Jonathan Wood, is the Factory Supervisor of Sutliff Tobacco. The door of his office bears the name plate, “World’s Best Dad,” he began with the company in the late 1990s when he was in College and stayed because he loved working in tobacco.
In his office sat several large bags of leaf; “This one here is very special,” he said as he presented a group of dark oily leaves, pressed tightly together. “This is Katarini (an oriental leaf known for it’s punchy flavor) that has been put through the Perique process. Mark Ryan dropped this off recently and we’re excited to work with it.”
When asked about the recent growth in the premium pipe tobacco markets Wood replied, “The niche part of the [pipe tobacco] business is definitely the best I’ve seen in the 20 years I’ve worked here.”
Woods long tenure is typical of the employees at Sutliff; a tribute to what Sutliff President Jeremy McKenna said drew him to the company, “They told me before I came here, you’ll never have as much fun as you can working in the tobacco business and, as you can see, the bar in my office is a testament to the fact that they were right,” said McKenna, who motioned to a fully stocked 5 chair bar in his corner office.
October second is the official day of The Richmond Pipe show. Vendors set up their tables early and food trucks lined the drive outside. The tents were alive with pipe smokers from various regions of the country, all in search of scarce blends and good deals on pipes.
Most of the vintage tins were various McClellands blends, Christmas cheer seeming to appear on every table. Linwood Hines had a pair of McClellands, “Navy Cavendish” that he sold for $35 each, a reasonable price for the hallowed blend. “What!? Where did you find Navy Cavendish!? It’s my favorite McClelland’s blend!” Jim Amash remarked upon seeing the score.
Amash, better known by his reviewing moniker, “Jim Inks” is a cartoonist and former radio man. His pipe tobacco review catalogue having amassed over five hundred blend reviews. Jim and I had bonded over the last few years as he was friends with Mickey Spillane and I had worked with Stan Lee.
Having already gifted Jim a sealed tin of Edgeworth Jr, from the 1940s at the show, I hadn’t the slightest inkling to hand over any of my Navy Cavendish. “I like it because I like the Navy,” said Jim, “I like the Jamaican Rum, I’ll have to think of something to trade you for it.”
In the end, it’s the camaraderie mixed with the love of the chase that keeps Pipe Groups such as the Conclave of Richmond Pipe Smokers coming back year after year. Bumping into old friends from chat boards and YTPC videos.
Bob Grosz, another long time member of the CORPS shared that he had just received a beautiful Charatan Pipe which his friend Jack had beat him to purchasing several years back. That day at the show Jack finally sold the pipe back to his friend Grosz who held it in his hand proudly, outstretched for inspection.
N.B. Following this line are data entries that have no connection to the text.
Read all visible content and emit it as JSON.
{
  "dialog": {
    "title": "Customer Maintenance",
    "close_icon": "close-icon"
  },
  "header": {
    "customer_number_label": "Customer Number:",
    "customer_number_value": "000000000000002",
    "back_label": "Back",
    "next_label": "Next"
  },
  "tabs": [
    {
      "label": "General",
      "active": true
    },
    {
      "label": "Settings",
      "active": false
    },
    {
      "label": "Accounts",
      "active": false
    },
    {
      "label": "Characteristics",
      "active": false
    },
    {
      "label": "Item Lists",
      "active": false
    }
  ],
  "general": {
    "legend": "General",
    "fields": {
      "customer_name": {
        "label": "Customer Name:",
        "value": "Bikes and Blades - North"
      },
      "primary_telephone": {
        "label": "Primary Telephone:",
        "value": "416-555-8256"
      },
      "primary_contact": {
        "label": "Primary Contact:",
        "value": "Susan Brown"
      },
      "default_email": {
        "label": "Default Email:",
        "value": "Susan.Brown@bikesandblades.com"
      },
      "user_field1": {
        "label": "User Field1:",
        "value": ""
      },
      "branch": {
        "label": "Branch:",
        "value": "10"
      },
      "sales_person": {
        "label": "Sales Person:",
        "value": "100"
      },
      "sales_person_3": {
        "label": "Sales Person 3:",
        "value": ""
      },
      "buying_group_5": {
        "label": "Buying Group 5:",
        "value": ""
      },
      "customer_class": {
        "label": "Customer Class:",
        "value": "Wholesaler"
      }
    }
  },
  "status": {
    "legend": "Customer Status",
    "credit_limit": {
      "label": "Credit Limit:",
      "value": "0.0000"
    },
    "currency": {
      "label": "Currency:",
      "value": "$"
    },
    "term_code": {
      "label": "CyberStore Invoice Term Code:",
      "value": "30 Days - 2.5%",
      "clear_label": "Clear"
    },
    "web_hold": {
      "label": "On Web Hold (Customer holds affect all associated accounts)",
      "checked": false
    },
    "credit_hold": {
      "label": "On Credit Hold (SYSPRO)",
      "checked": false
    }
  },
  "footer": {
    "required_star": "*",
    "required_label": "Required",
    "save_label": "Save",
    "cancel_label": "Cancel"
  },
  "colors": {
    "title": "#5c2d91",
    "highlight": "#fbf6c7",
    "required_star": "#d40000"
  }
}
A dark black, free hand Danish with a light, horizontal sandblast, counter to the grain. As one looked upon this fine Virginia gentleman, cheerfully holding the pipe that was once was lost to him; it felt for a moment, that everything was in it’s right place.
Photos by Old Hollywood Briar
Any pipe enthusiast is guaranteed to drool over this article